Wednesday, February 25 2015
On Restarter, Torche delivers the smoothest sludge.
The second instrumental adventure in the land of modular synthesizer from the golden voice of the Sea and Cake.
The Balkan Clarinet Summit has produced one of the most soulful, enjoyable, and diverse collaborative albums in some time.
Hypercolor is a New York trio, an absolute mess of influences that can't help but play around with a blender.
Blackberry Smoke's fourth studio album is appropriately named after an analogy meaning "you're the winner".
Tuesday, February 24 2015
This penultimate issue is essentially Home Alone, if Macaulay Culkin was an Avenger and the Sticky Bandits were a bunch of Eastern European mobsters in tracksuits and armed with machine guns.

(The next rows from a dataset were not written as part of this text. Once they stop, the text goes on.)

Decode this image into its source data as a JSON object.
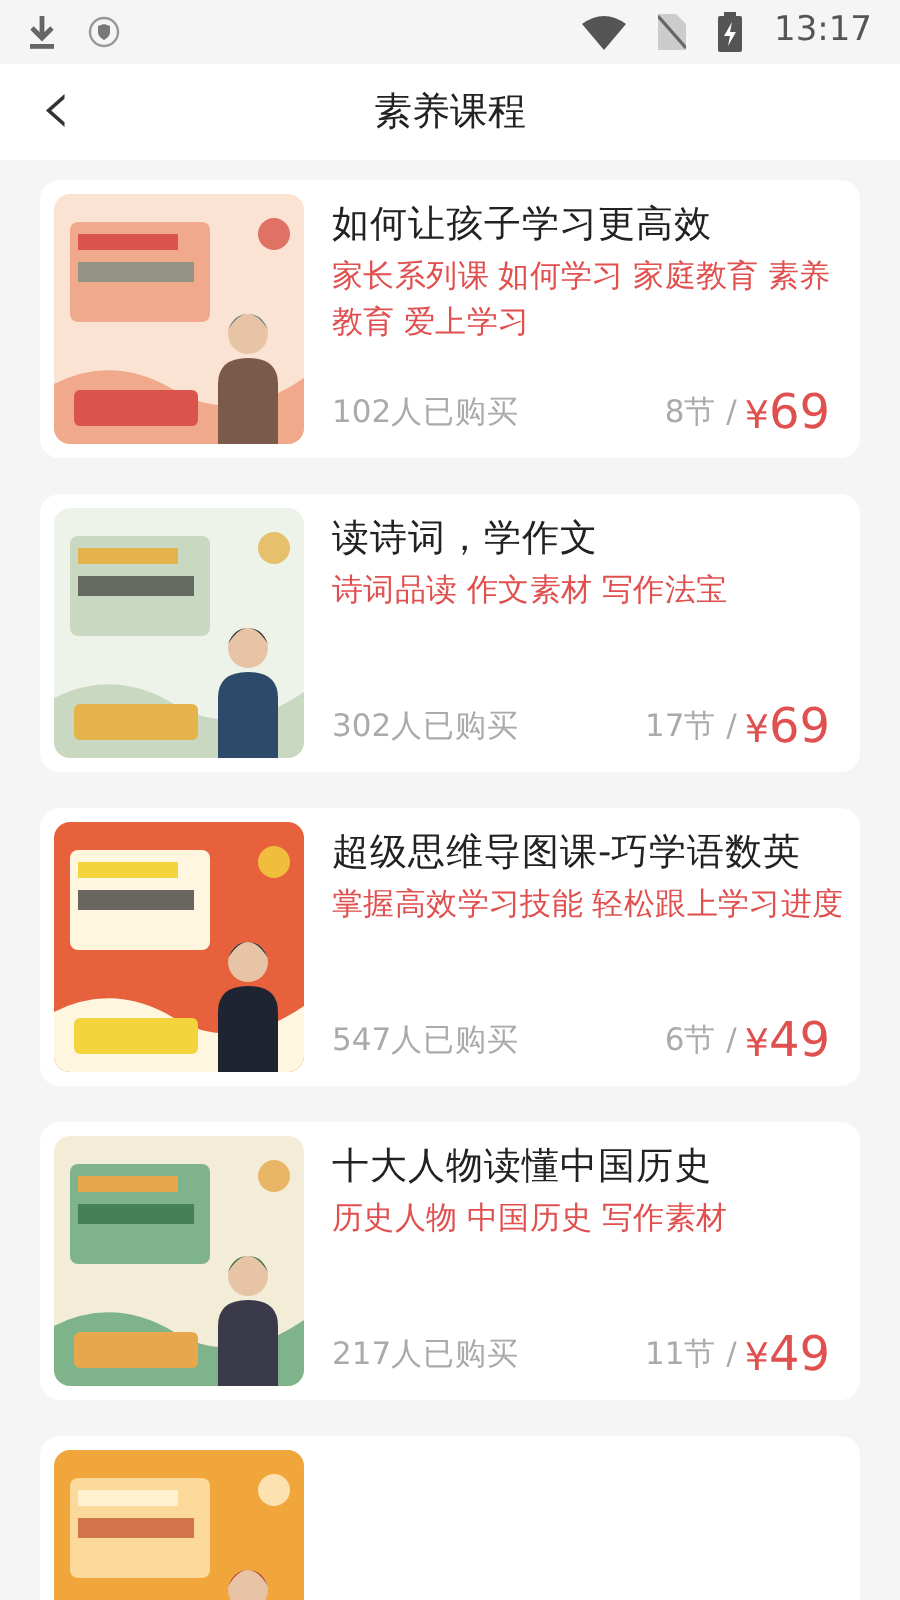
{
  "status_bar": {
    "time": "13:17"
  },
  "header": {
    "back": "‹",
    "title": "素养课程"
  },
  "courses": [
    {
      "thumbnail": {
        "kind": "picture"
      },
      "title": "如何让孩子学习更高效",
      "tags": "家长系列课 如何学习 家庭教育 素养教育 爱上学习",
      "buyers": "102人已购买",
      "lessons": "8节 /",
      "currency": "¥",
      "amount": "69"
    },
    {
      "thumbnail": {
        "kind": "picture"
      },
      "title": "读诗词，学作文",
      "tags": "诗词品读 作文素材 写作法宝",
      "buyers": "302人已购买",
      "lessons": "17节 /",
      "currency": "¥",
      "amount": "69"
    },
    {
      "thumbnail": {
        "kind": "picture"
      },
      "title": "超级思维导图课-巧学语数英",
      "tags": "掌握高效学习技能 轻松跟上学习进度",
      "buyers": "547人已购买",
      "lessons": "6节 /",
      "currency": "¥",
      "amount": "49"
    },
    {
      "thumbnail": {
        "kind": "picture"
      },
      "title": "十大人物读懂中国历史",
      "tags": "历史人物 中国历史 写作素材",
      "buyers": "217人已购买",
      "lessons": "11节 /",
      "currency": "¥",
      "amount": "49"
    },
    {
      "thumbnail": {
        "kind": "picture"
      }
    }
  ]
}
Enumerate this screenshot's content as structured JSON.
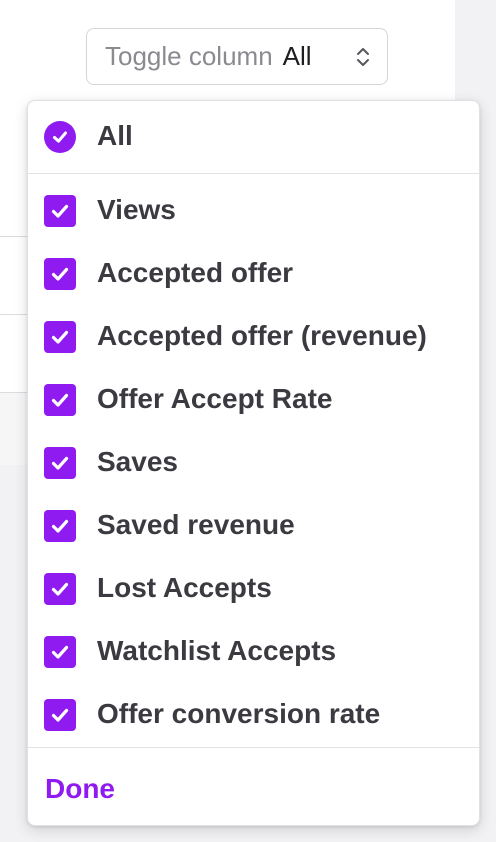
{
  "toggle": {
    "label": "Toggle column",
    "value": "All"
  },
  "dropdown": {
    "all_label": "All",
    "all_checked": true,
    "options": [
      {
        "label": "Views",
        "checked": true
      },
      {
        "label": "Accepted offer",
        "checked": true
      },
      {
        "label": "Accepted offer (revenue)",
        "checked": true
      },
      {
        "label": "Offer Accept Rate",
        "checked": true
      },
      {
        "label": "Saves",
        "checked": true
      },
      {
        "label": "Saved revenue",
        "checked": true
      },
      {
        "label": "Lost Accepts",
        "checked": true
      },
      {
        "label": "Watchlist Accepts",
        "checked": true
      },
      {
        "label": "Offer conversion rate",
        "checked": true
      }
    ],
    "done_label": "Done"
  },
  "colors": {
    "accent": "#8f1bf1",
    "text": "#3a3a40",
    "muted": "#8a8a90"
  },
  "icons": {
    "all": "check-circle-icon",
    "option": "checkbox-checked-icon",
    "toggle": "chevron-up-down-icon"
  }
}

Max wants to make friends, survive high school, and impress her famous photography teacher to jump start her art career, the kinds of human and relatable stories not often seen in video games.
This novel's recurring themes of discontent and rivalry dominate whatever moments of tenderness and solidarity remain after Irish village life has given way to common death.

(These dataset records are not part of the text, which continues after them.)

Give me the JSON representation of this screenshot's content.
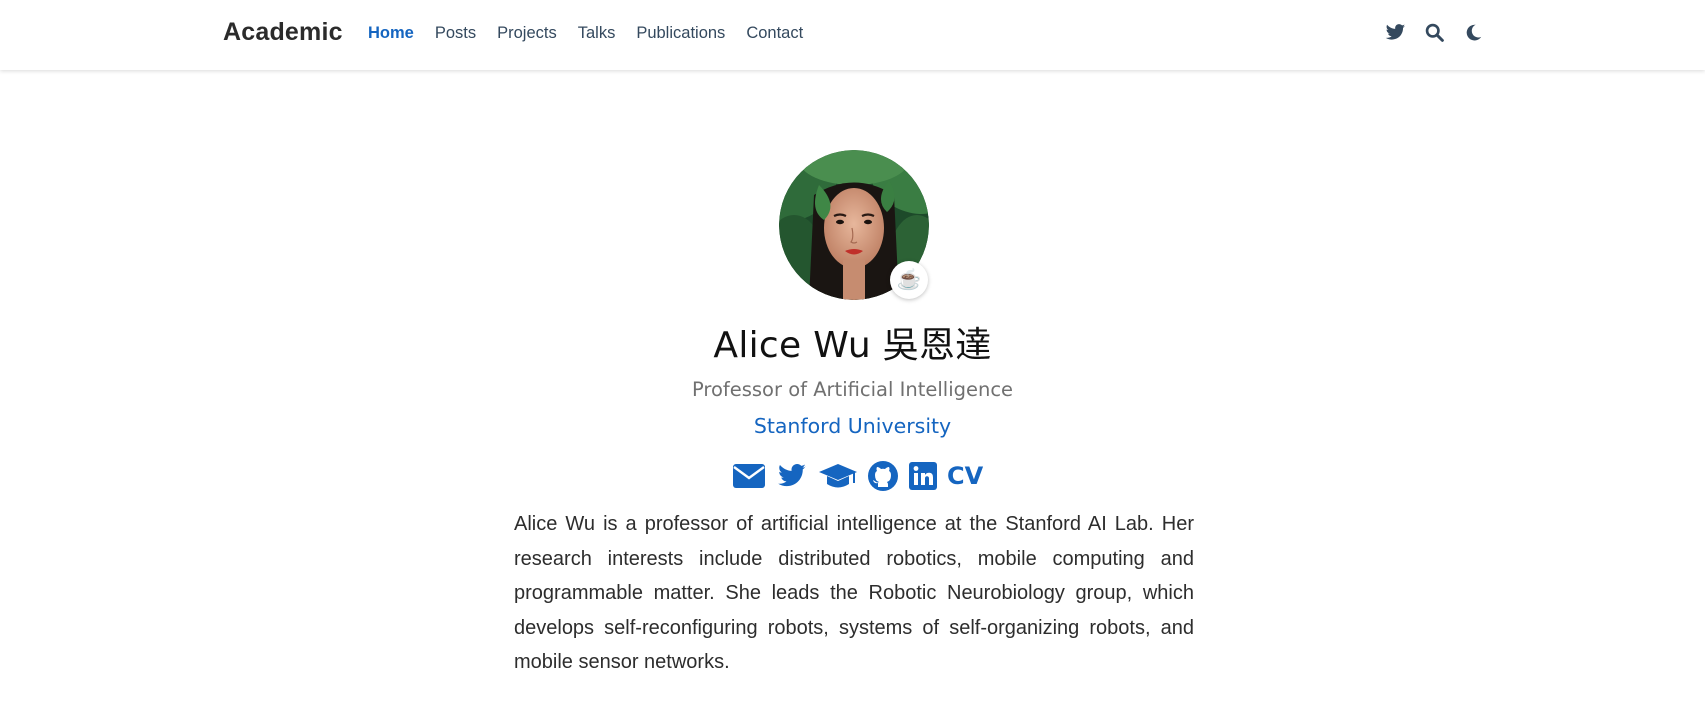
{
  "navbar": {
    "brand": "Academic",
    "links": [
      {
        "label": "Home",
        "active": true
      },
      {
        "label": "Posts",
        "active": false
      },
      {
        "label": "Projects",
        "active": false
      },
      {
        "label": "Talks",
        "active": false
      },
      {
        "label": "Publications",
        "active": false
      },
      {
        "label": "Contact",
        "active": false
      }
    ],
    "icons": [
      "twitter-icon",
      "search-icon",
      "moon-icon"
    ]
  },
  "profile": {
    "name": "Alice Wu 吳恩達",
    "role": "Professor of Artificial Intelligence",
    "organization": "Stanford University",
    "status_emoji": "☕",
    "social_icons": [
      "envelope-icon",
      "twitter-icon",
      "graduation-cap-icon",
      "github-icon",
      "linkedin-icon"
    ],
    "cv_label": "CV",
    "bio": "Alice Wu is a professor of artificial intelligence at the Stanford AI Lab. Her research interests include distributed robotics, mobile computing and programmable matter. She leads the Robotic Neurobiology group, which develops self-reconfiguring robots, systems of self-organizing robots, and mobile sensor networks."
  },
  "colors": {
    "accent": "#1565c0",
    "nav_text": "#34495e",
    "subtitle": "#707070"
  }
}
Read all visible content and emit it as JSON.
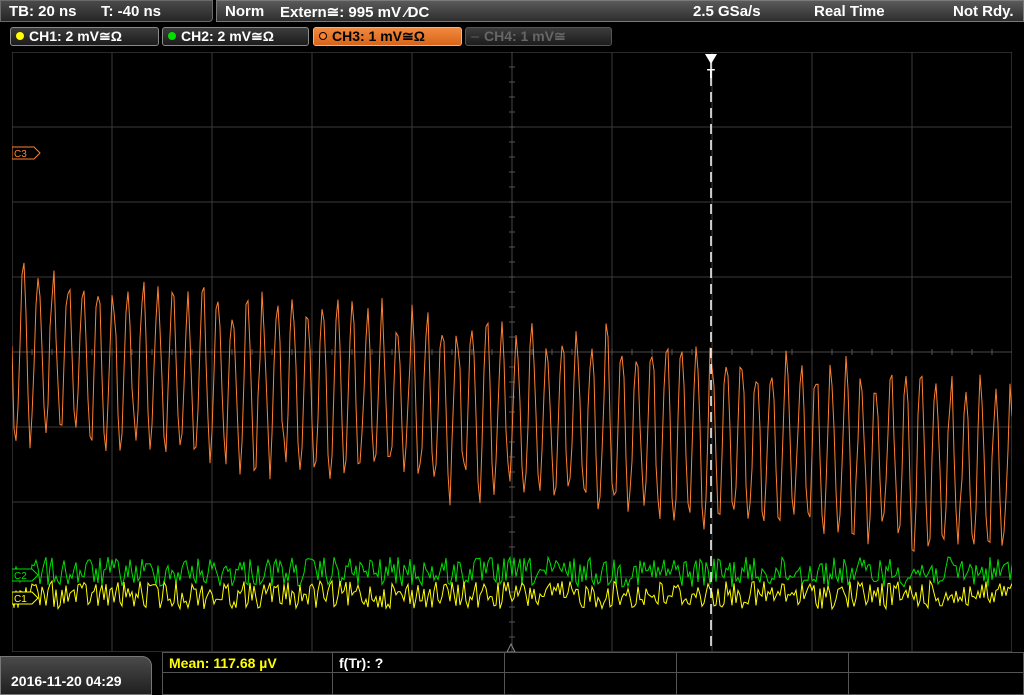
{
  "header": {
    "timebase": "TB: 20 ns",
    "trigger_time": "T: -40 ns",
    "mode": "Norm",
    "trigger_source": "Extern≅: 995 mV ⁄DC",
    "sample_rate": "2.5 GSa/s",
    "acq_mode": "Real Time",
    "status": "Not Rdy."
  },
  "channels": [
    {
      "label": "CH1: 2 mV≅Ω",
      "color": "#ffff00",
      "state": "on"
    },
    {
      "label": "CH2: 2 mV≅Ω",
      "color": "#00e000",
      "state": "on"
    },
    {
      "label": "CH3: 1 mV≅Ω",
      "color": "#ff8030",
      "state": "selected"
    },
    {
      "label": "CH4: 1 mV≅",
      "color": "#777777",
      "state": "off"
    }
  ],
  "screen": {
    "ch3_marker": "C3",
    "ch2_marker": "C2",
    "ch1_marker": "C1",
    "trigger_marker": "T"
  },
  "footer": {
    "datetime": "2016-11-20 04:29",
    "measurement_mean": "Mean: 117.68 µV",
    "measurement_freq": "f(Tr): ?"
  },
  "colors": {
    "ch1": "#ffff00",
    "ch2": "#00e000",
    "ch3": "#ff8030",
    "grid": "#3a3a3a",
    "mean_text": "#ffff00"
  }
}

Big Hero 6 demonstrates how Disney does animated storytelling like no other.
Gliss Riffer is by far Deacon's most successful and accessible full-length thus far, but it's just shy of being a masterpiece.

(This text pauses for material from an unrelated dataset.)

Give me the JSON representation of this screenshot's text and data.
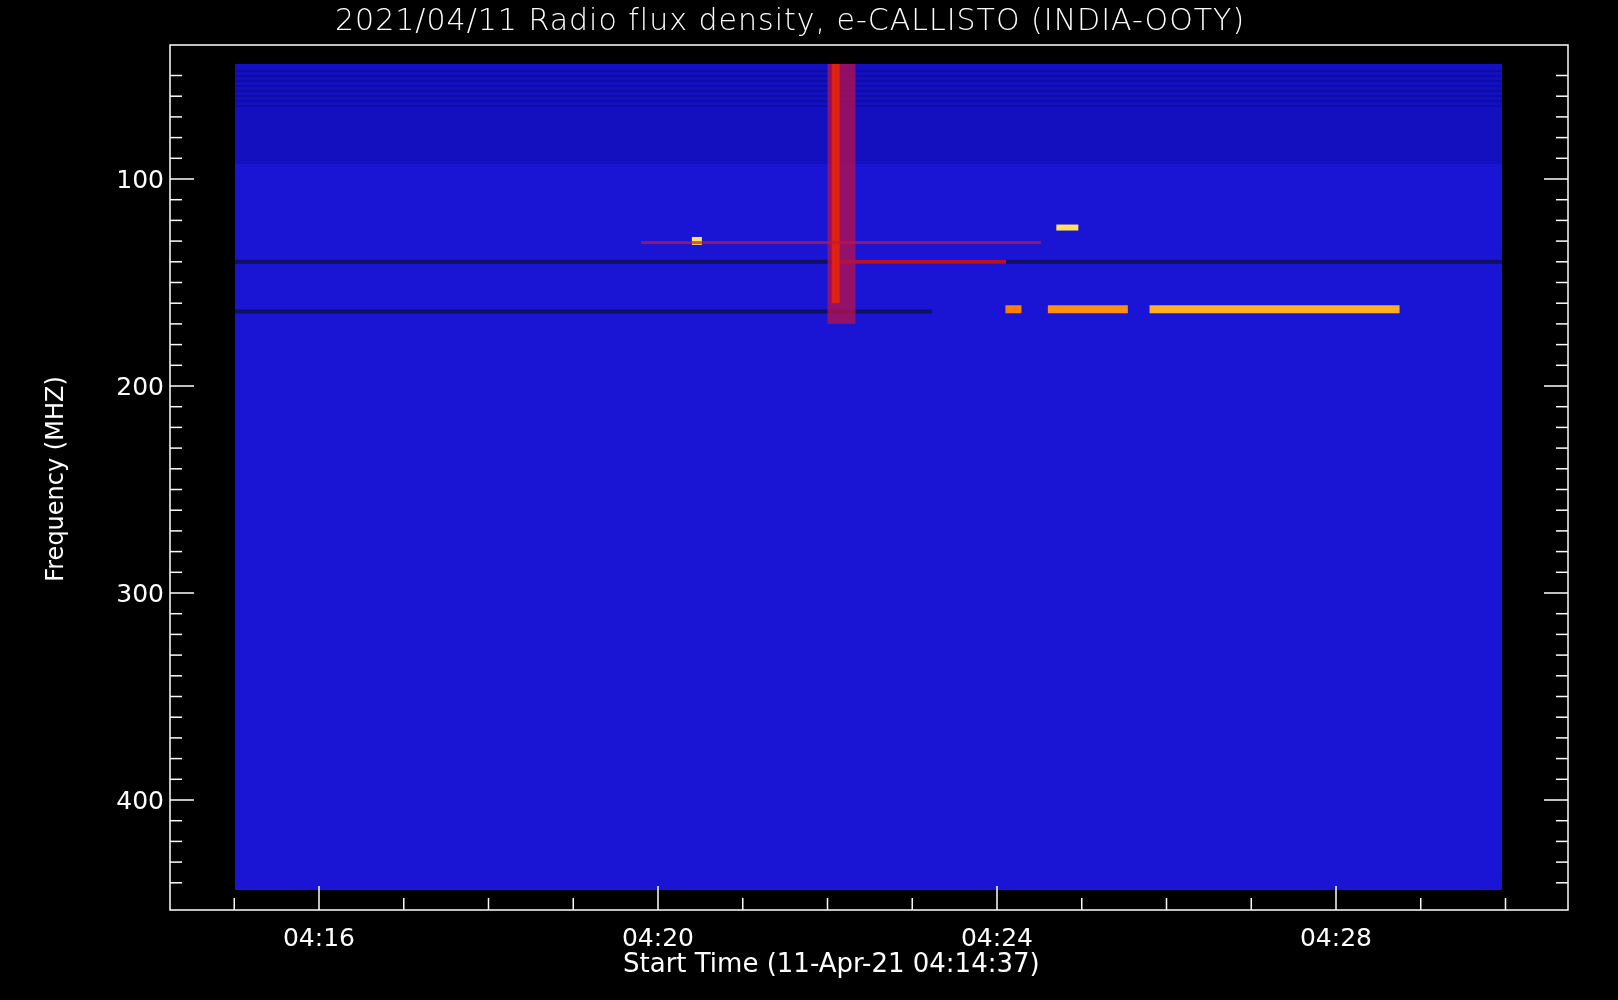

Australia's soul wunderkind Mahalia Barnes crosses her T's and dots her Betty Davis I's as she pays tribute to an artist who was too much, too soon.
With this EP, Pelican don’t seem to understand that promised tension that never delivers can be as frustrating as tension that never finds release.
This is feel-good music, played by a seasoned and assured troubadour equally at home on a spotlit stage or a front porch.
Kevin Drumm traffics in static, both the noun and the adjective.
The Merri Soul Sessions may be Kelly's most daring effort yet.
Monday, February 23 2015
Cindy Moon's story is just beginning, but her potential is still growing.
Blackguards 2 makes it feel good to be bad, but being bad also comes with a lot of responsibility.
There are many surprises to be found in Caveman, not the least of which is that it is not a complete waste of time.
Never so pretty as Content or as clinical as their earliest efforts, this latest album from Gang of Four marks an ugly and interesting new era for the band.
The story of Jean-Michel Basquiat's longtime companion lets us see him as more than merely a brilliant artist.